Website and app data records
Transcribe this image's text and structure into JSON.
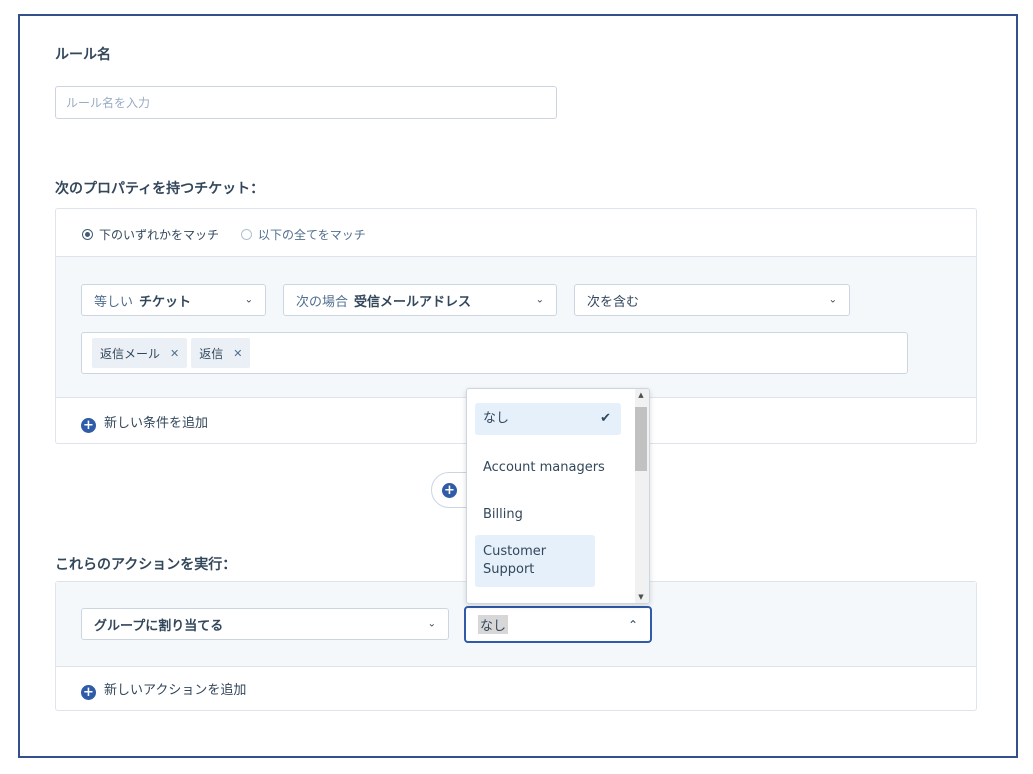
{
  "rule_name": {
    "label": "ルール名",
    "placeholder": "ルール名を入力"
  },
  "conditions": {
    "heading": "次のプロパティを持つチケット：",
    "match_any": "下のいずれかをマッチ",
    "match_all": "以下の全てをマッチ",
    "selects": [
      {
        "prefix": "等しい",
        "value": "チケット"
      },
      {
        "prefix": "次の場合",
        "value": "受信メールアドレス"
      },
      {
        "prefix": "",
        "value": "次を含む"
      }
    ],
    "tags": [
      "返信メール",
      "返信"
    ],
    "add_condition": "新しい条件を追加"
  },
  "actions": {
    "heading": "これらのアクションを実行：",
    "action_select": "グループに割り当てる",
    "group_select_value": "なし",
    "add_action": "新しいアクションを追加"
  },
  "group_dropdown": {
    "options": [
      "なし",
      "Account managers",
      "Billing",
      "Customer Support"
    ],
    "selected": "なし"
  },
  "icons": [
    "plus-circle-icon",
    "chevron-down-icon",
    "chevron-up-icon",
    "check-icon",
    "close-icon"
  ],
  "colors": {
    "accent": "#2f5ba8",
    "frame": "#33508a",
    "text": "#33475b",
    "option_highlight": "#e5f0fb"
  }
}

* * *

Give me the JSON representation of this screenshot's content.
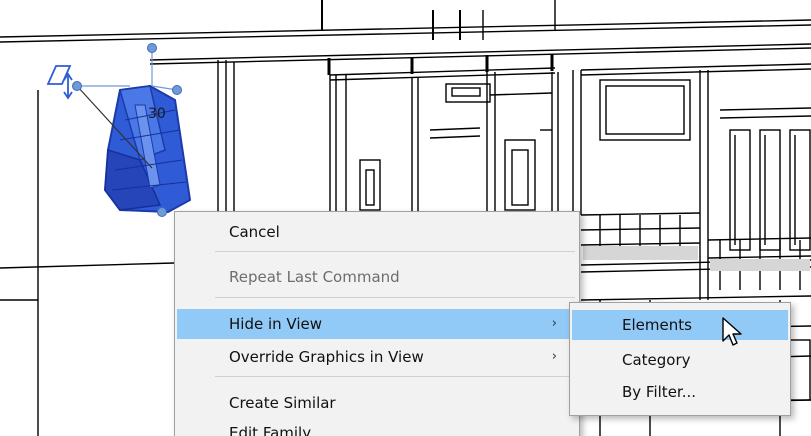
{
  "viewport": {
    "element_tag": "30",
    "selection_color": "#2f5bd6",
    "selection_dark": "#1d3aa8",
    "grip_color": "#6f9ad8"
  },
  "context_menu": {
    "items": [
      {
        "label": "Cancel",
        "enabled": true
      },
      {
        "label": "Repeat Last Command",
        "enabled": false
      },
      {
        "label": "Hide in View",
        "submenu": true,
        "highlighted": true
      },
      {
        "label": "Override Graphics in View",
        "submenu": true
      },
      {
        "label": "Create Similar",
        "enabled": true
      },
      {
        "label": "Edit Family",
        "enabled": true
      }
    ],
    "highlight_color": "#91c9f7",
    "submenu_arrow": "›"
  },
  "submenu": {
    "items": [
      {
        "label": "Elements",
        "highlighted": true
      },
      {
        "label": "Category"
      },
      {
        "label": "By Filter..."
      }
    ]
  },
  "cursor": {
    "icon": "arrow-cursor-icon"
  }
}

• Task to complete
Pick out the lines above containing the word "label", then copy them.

• Output of the task
    "label": "ルール名",
        "label": "Cancel",
        "label": "Repeat Last Command",
        "label": "Hide in View",
        "label": "Override Graphics in View",
        "label": "Create Similar",
        "label": "Edit Family",
        "label": "Elements",
        "label": "Category"
        "label": "By Filter..."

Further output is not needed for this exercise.